When Walter Grehan turned 80, his son John sent him a watch. When Walter turned 90, he surprised him with a moth.
“I suppose it is a bit unusual,” says the Ernest Rutherford Retirement Village resident. “But John has always been into insects since he was knee high to a grasshopper.”
In their regular correspondence by mail – Walter in Nelson, John in New York state – John revealed that there was a moth that he was studying that had been collected in the Solomon Islands.
He also told Walter that he had been able to name it and thought it might make a good birthday present.
John called the moth “Phassodes walteri”.
“I don’t even know how to pronounce it,” jokes Walter. But still, he says, it’s a nice gesture.
From his base in New York, John says he studied for his PhD in zoology at Victoria University, which included a seven-year study on New Zealand’s own puriri moth.
He moved to the United States in 1988 to do field research in forest ecology and then worked at a museum at Penn State and then a museum in Buffalo, New York, where he started a concerted research programme on the evolution of ghost moths – a primitive family of moths that include the puriri.
He isn’t sure why he is so fascinated with the species.
“Hard to say really. It must be genetic. Always been a bit of a night owl.”
John says he wanted to name the moth after his father to thank him.
“For the sacrifices made by him and my mother in supporting my early, single-minded interest in insects. Even though my interest in insects as a hobby and then career path was a bit foreign to their experience, they always encouraged and supported my endeavours.”
John says Walter had a “practical and consistent approach” to various projects during his life.
“This provided me with a sense of focused determination and disciplined imagination that I have applied to my research work.” Walter says he is happy to still correspond with John through the mail and happier now that a photo of the moth in question in his possession.
That image will now go on the wall of his apartment where he keeps all his things that are dear to him.
There are the photos of his old “cobbers” from the days he was a French polisher in Melbourne, there’s an image of the ship his ancestors came over on from Bristol in 1845.

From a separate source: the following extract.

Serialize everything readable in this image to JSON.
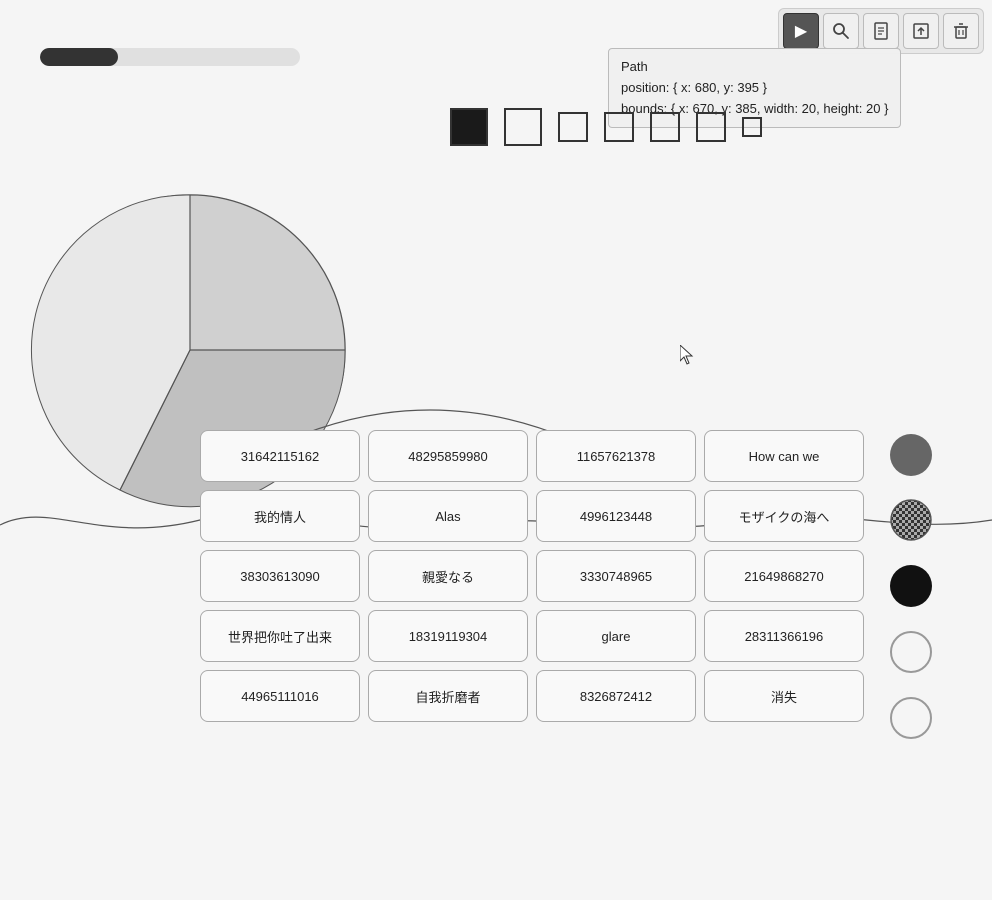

There are black and white photos of his German ancestors and photos of his wife and his children. Now he can add the Phassodes walteri to his wall.